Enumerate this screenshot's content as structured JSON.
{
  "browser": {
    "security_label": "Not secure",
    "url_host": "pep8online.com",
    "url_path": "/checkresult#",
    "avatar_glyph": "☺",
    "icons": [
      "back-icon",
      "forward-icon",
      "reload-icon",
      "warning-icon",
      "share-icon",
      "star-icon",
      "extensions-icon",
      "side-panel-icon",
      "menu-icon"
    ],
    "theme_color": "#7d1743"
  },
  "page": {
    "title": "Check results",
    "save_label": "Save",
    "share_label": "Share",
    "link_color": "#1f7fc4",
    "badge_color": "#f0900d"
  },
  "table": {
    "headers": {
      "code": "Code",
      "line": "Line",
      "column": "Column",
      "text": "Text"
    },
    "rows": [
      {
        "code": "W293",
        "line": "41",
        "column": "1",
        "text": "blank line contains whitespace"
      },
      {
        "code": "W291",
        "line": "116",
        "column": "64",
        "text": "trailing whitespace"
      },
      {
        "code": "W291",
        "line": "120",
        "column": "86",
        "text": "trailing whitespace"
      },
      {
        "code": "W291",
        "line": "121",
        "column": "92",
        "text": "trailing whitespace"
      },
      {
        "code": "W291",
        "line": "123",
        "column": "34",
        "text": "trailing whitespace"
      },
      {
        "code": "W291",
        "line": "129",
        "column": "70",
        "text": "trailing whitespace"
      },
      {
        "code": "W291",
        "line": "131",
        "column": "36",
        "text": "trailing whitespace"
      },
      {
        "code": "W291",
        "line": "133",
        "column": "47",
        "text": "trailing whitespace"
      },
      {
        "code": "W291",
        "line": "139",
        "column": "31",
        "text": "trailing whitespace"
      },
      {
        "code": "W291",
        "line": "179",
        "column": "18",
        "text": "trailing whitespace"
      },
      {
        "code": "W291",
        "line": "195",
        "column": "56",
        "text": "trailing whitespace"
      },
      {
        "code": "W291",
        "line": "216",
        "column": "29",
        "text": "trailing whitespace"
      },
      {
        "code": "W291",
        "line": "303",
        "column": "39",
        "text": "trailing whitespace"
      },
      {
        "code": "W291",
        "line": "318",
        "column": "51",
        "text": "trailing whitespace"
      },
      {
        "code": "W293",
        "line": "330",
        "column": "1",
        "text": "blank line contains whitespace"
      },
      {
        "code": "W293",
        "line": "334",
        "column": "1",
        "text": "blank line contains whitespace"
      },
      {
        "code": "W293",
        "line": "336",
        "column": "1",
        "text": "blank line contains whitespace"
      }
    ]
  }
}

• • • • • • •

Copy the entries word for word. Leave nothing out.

Enumerate this screenshot's content as structured JSON.
{
  "browser": {
    "security_label": "Not secure",
    "url_host": "pep8online.com",
    "url_path": "/checkresult#",
    "avatar_glyph": "☺",
    "icons": [
      "back-icon",
      "forward-icon",
      "reload-icon",
      "warning-icon",
      "share-icon",
      "star-icon",
      "extensions-icon",
      "side-panel-icon",
      "menu-icon"
    ],
    "theme_color": "#7d1743"
  },
  "page": {
    "title": "Check results",
    "save_label": "Save",
    "share_label": "Share",
    "link_color": "#1f7fc4",
    "badge_color": "#f0900d"
  },
  "table": {
    "headers": {
      "code": "Code",
      "line": "Line",
      "column": "Column",
      "text": "Text"
    },
    "rows": [
      {
        "code": "W293",
        "line": "41",
        "column": "1",
        "text": "blank line contains whitespace"
      },
      {
        "code": "W291",
        "line": "116",
        "column": "64",
        "text": "trailing whitespace"
      },
      {
        "code": "W291",
        "line": "120",
        "column": "86",
        "text": "trailing whitespace"
      },
      {
        "code": "W291",
        "line": "121",
        "column": "92",
        "text": "trailing whitespace"
      },
      {
        "code": "W291",
        "line": "123",
        "column": "34",
        "text": "trailing whitespace"
      },
      {
        "code": "W291",
        "line": "129",
        "column": "70",
        "text": "trailing whitespace"
      },
      {
        "code": "W291",
        "line": "131",
        "column": "36",
        "text": "trailing whitespace"
      },
      {
        "code": "W291",
        "line": "133",
        "column": "47",
        "text": "trailing whitespace"
      },
      {
        "code": "W291",
        "line": "139",
        "column": "31",
        "text": "trailing whitespace"
      },
      {
        "code": "W291",
        "line": "179",
        "column": "18",
        "text": "trailing whitespace"
      },
      {
        "code": "W291",
        "line": "195",
        "column": "56",
        "text": "trailing whitespace"
      },
      {
        "code": "W291",
        "line": "216",
        "column": "29",
        "text": "trailing whitespace"
      },
      {
        "code": "W291",
        "line": "303",
        "column": "39",
        "text": "trailing whitespace"
      },
      {
        "code": "W291",
        "line": "318",
        "column": "51",
        "text": "trailing whitespace"
      },
      {
        "code": "W293",
        "line": "330",
        "column": "1",
        "text": "blank line contains whitespace"
      },
      {
        "code": "W293",
        "line": "334",
        "column": "1",
        "text": "blank line contains whitespace"
      },
      {
        "code": "W293",
        "line": "336",
        "column": "1",
        "text": "blank line contains whitespace"
      }
    ]
  }
}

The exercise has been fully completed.